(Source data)
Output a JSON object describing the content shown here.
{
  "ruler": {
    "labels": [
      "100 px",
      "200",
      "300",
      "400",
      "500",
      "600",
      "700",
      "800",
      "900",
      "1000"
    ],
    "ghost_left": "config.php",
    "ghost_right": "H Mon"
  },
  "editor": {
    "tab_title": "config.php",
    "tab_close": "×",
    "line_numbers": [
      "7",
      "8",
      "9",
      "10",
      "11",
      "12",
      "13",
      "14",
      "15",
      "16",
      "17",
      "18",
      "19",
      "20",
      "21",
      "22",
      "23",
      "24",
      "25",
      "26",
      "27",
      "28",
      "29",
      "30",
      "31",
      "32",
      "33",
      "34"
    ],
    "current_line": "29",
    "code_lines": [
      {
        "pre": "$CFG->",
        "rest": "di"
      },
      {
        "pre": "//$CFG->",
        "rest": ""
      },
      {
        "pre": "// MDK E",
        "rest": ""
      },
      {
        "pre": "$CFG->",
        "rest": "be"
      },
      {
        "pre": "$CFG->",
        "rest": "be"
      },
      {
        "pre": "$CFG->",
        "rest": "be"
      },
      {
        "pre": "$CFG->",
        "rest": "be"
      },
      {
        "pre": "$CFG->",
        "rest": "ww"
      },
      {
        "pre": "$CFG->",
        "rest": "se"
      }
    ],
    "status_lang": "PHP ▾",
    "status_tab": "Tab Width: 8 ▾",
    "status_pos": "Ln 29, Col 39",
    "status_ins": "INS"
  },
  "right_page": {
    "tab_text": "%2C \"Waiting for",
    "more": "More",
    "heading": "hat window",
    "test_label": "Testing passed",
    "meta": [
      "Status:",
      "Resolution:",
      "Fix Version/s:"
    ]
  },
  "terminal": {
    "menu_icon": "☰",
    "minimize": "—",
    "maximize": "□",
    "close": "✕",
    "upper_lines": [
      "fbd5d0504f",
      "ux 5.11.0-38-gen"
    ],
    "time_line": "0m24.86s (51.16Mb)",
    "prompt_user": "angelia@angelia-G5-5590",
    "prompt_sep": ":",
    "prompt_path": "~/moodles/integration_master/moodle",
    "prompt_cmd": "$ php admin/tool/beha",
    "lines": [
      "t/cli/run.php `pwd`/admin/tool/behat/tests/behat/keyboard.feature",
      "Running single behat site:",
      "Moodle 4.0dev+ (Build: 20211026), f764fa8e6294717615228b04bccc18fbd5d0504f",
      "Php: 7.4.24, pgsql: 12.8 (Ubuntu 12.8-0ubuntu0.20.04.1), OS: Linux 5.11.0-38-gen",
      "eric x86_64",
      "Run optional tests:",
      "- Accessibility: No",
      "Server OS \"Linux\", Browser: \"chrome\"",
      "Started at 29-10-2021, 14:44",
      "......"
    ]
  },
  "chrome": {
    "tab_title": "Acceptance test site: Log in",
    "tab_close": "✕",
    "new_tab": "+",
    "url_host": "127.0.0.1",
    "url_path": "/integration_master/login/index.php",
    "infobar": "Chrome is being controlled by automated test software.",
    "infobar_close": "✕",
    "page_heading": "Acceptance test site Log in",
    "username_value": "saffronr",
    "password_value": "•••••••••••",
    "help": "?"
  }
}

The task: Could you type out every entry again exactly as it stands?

Answer box:
Output a JSON object describing the content shown here.
{
  "ruler": {
    "labels": [
      "100 px",
      "200",
      "300",
      "400",
      "500",
      "600",
      "700",
      "800",
      "900",
      "1000"
    ],
    "ghost_left": "config.php",
    "ghost_right": "H Mon"
  },
  "editor": {
    "tab_title": "config.php",
    "tab_close": "×",
    "line_numbers": [
      "7",
      "8",
      "9",
      "10",
      "11",
      "12",
      "13",
      "14",
      "15",
      "16",
      "17",
      "18",
      "19",
      "20",
      "21",
      "22",
      "23",
      "24",
      "25",
      "26",
      "27",
      "28",
      "29",
      "30",
      "31",
      "32",
      "33",
      "34"
    ],
    "current_line": "29",
    "code_lines": [
      {
        "pre": "$CFG->",
        "rest": "di"
      },
      {
        "pre": "//$CFG->",
        "rest": ""
      },
      {
        "pre": "// MDK E",
        "rest": ""
      },
      {
        "pre": "$CFG->",
        "rest": "be"
      },
      {
        "pre": "$CFG->",
        "rest": "be"
      },
      {
        "pre": "$CFG->",
        "rest": "be"
      },
      {
        "pre": "$CFG->",
        "rest": "be"
      },
      {
        "pre": "$CFG->",
        "rest": "ww"
      },
      {
        "pre": "$CFG->",
        "rest": "se"
      }
    ],
    "status_lang": "PHP ▾",
    "status_tab": "Tab Width: 8 ▾",
    "status_pos": "Ln 29, Col 39",
    "status_ins": "INS"
  },
  "right_page": {
    "tab_text": "%2C \"Waiting for",
    "more": "More",
    "heading": "hat window",
    "test_label": "Testing passed",
    "meta": [
      "Status:",
      "Resolution:",
      "Fix Version/s:"
    ]
  },
  "terminal": {
    "menu_icon": "☰",
    "minimize": "—",
    "maximize": "□",
    "close": "✕",
    "upper_lines": [
      "fbd5d0504f",
      "ux 5.11.0-38-gen"
    ],
    "time_line": "0m24.86s (51.16Mb)",
    "prompt_user": "angelia@angelia-G5-5590",
    "prompt_sep": ":",
    "prompt_path": "~/moodles/integration_master/moodle",
    "prompt_cmd": "$ php admin/tool/beha",
    "lines": [
      "t/cli/run.php `pwd`/admin/tool/behat/tests/behat/keyboard.feature",
      "Running single behat site:",
      "Moodle 4.0dev+ (Build: 20211026), f764fa8e6294717615228b04bccc18fbd5d0504f",
      "Php: 7.4.24, pgsql: 12.8 (Ubuntu 12.8-0ubuntu0.20.04.1), OS: Linux 5.11.0-38-gen",
      "eric x86_64",
      "Run optional tests:",
      "- Accessibility: No",
      "Server OS \"Linux\", Browser: \"chrome\"",
      "Started at 29-10-2021, 14:44",
      "......"
    ]
  },
  "chrome": {
    "tab_title": "Acceptance test site: Log in",
    "tab_close": "✕",
    "new_tab": "+",
    "url_host": "127.0.0.1",
    "url_path": "/integration_master/login/index.php",
    "infobar": "Chrome is being controlled by automated test software.",
    "infobar_close": "✕",
    "page_heading": "Acceptance test site Log in",
    "username_value": "saffronr",
    "password_value": "•••••••••••",
    "help": "?"
  }
}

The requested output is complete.